Pension funds are seeing some good numbers coming down the PIPE.
Some 1,100 private placements in public companies, or PIPEs, represented a $19 billion market in 2003, and pension plans are being drawn to the investment strategy, said Steven Dresner, a third-party placement agent who also publishes a monthly PIPEs Report. He was vice president of the investment banking group at Ladenburg Thalmann & Co., New York.
Investors like them because they can be completed in a couple of weeks, unlike some private equity investments, which take much longer to place, Mr. Dresner said. Bankers and money managers offer PIPEs because fees are bigger, he said.
These factors are leading to a PIPEs comeback from the halcyon days of 2000 when PIPEs investments represented a $25 billion market.
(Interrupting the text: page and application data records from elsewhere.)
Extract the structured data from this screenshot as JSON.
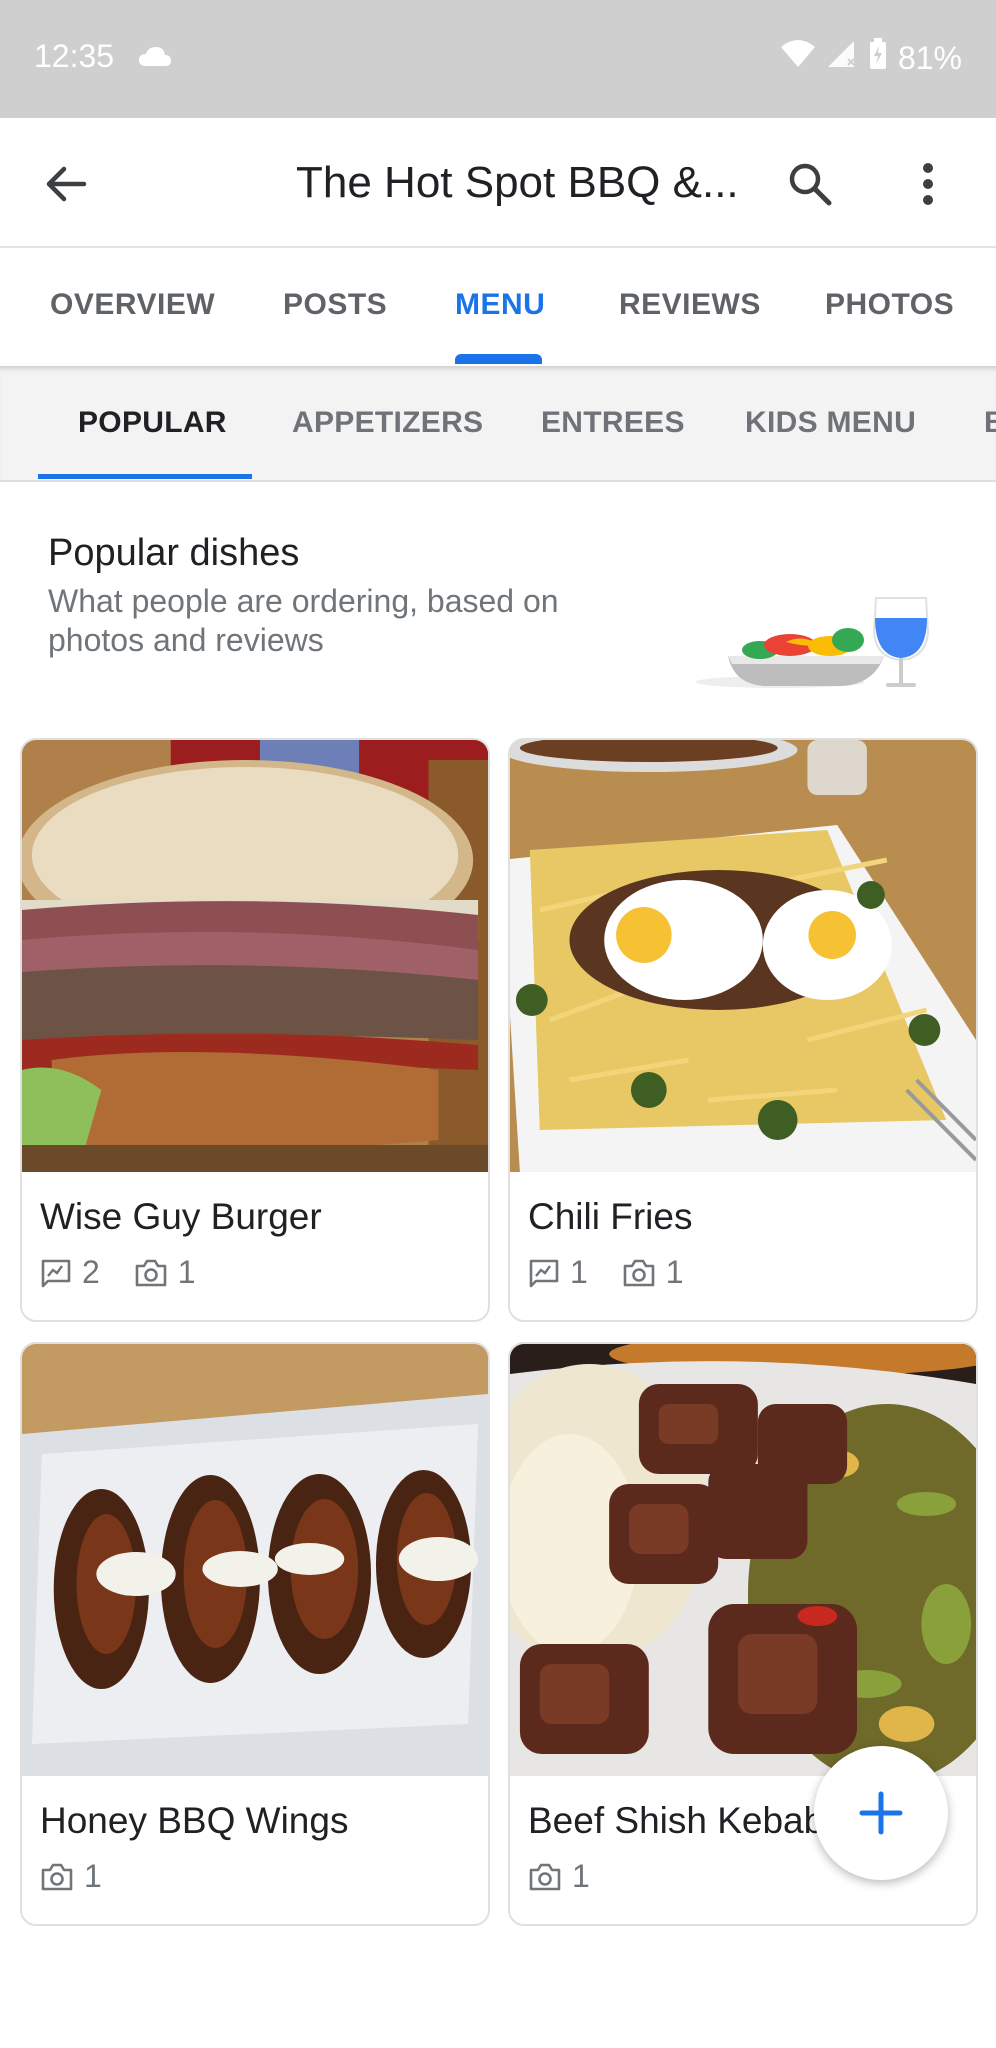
{
  "status_bar": {
    "time": "12:35",
    "battery": "81%"
  },
  "app_bar": {
    "title": "The Hot Spot BBQ &..."
  },
  "main_tabs": [
    "OVERVIEW",
    "POSTS",
    "MENU",
    "REVIEWS",
    "PHOTOS"
  ],
  "main_tabs_active": "MENU",
  "sub_tabs": [
    "POPULAR",
    "APPETIZERS",
    "ENTREES",
    "KIDS MENU",
    "B"
  ],
  "sub_tabs_active": "POPULAR",
  "popular": {
    "title": "Popular dishes",
    "subtitle": "What people are ordering, based on photos and reviews"
  },
  "dishes": [
    {
      "name": "Wise Guy Burger",
      "reviews": "2",
      "photos": "1"
    },
    {
      "name": "Chili Fries",
      "reviews": "1",
      "photos": "1"
    },
    {
      "name": "Honey BBQ Wings",
      "photos": "1"
    },
    {
      "name": "Beef Shish Kebab",
      "photos": "1"
    }
  ],
  "colors": {
    "accent": "#1a73e8",
    "status_bar": "#cfcfcf",
    "text_secondary": "#70757a"
  }
}
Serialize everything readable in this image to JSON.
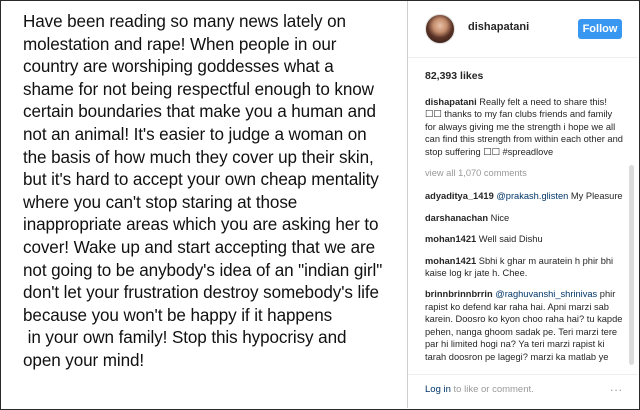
{
  "post": {
    "text": "Have been reading so many news lately on\nmolestation and rape! When people in our\ncountry are worshiping goddesses what a\nshame for not being respectful enough to know\ncertain boundaries that make you a human and\nnot an animal! It's easier to judge a woman on\nthe basis of how much they cover up their skin,\nbut it's hard to accept your own cheap mentality\nwhere you can't stop staring at those\ninappropriate areas which you are asking her to\ncover! Wake up and start accepting that we are\nnot going to be anybody's idea of an \"indian girl\"\ndon't let your frustration destroy somebody's life\nbecause you won't be happy if it happens\n in your own family! Stop this hypocrisy and\nopen your mind!"
  },
  "header": {
    "username": "dishapatani",
    "follow_label": "Follow"
  },
  "likes": "82,393 likes",
  "caption": {
    "user": "dishapatani",
    "text": " Really felt a need to share this! ☐☐ thanks to my fan clubs friends and family for always giving me the strength i hope we all can find this strength from within each other and stop suffering ☐☐ #spreadlove"
  },
  "view_all": "view all 1,070 comments",
  "comments": [
    {
      "user": "adyaditya_1419",
      "mention": "@prakash.glisten",
      "text": " My Pleasure"
    },
    {
      "user": "darshanachan",
      "mention": "",
      "text": " Nice"
    },
    {
      "user": "mohan1421",
      "mention": "",
      "text": " Well said Dishu"
    },
    {
      "user": "mohan1421",
      "mention": "",
      "text": " Sbhi k ghar m auratein h phir bhi kaise log kr jate h. Chee."
    },
    {
      "user": "brinnbrinnbrrin",
      "mention": "@raghuvanshi_shrinivas",
      "text": " phir rapist ko defend kar raha hai. Apni marzi sab karein. Doosro ko kyon choo raha hai? tu kapde pehen, nanga ghoom sadak pe. Teri marzi tere par hi limited hogi na? Ya teri marzi rapist ki tarah doosron pe lagegi? marzi ka matlab ye"
    }
  ],
  "footer": {
    "login_link": "Log in",
    "login_rest": " to like or comment.",
    "more": "..."
  }
}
Last year was the first year of growth from the market's $17 billion low in 2002.
"The market declined, but much less quickly than the follow-on equity offering," Mr. Dresner said. "Large companies are getting involved, and $21 billion is predicted for 2004."
A number of pension funds — the C$68.2 billion (US$50.1 billion) Ontario Teachers' Pension Board, Toronto; the $13 billion pension plan of BellSouth Corp., Atlanta; and the $17.2 billion defined benefit of Honeywell, Morris Township, N.J. — are investing in PIPES as an opportunistic investment, Mr. Dresner noted.
Among the private equity funds investing in PIPEs are Apax Managers Inc., New York, and Silver Lake Partners, Menlo Park, Calif.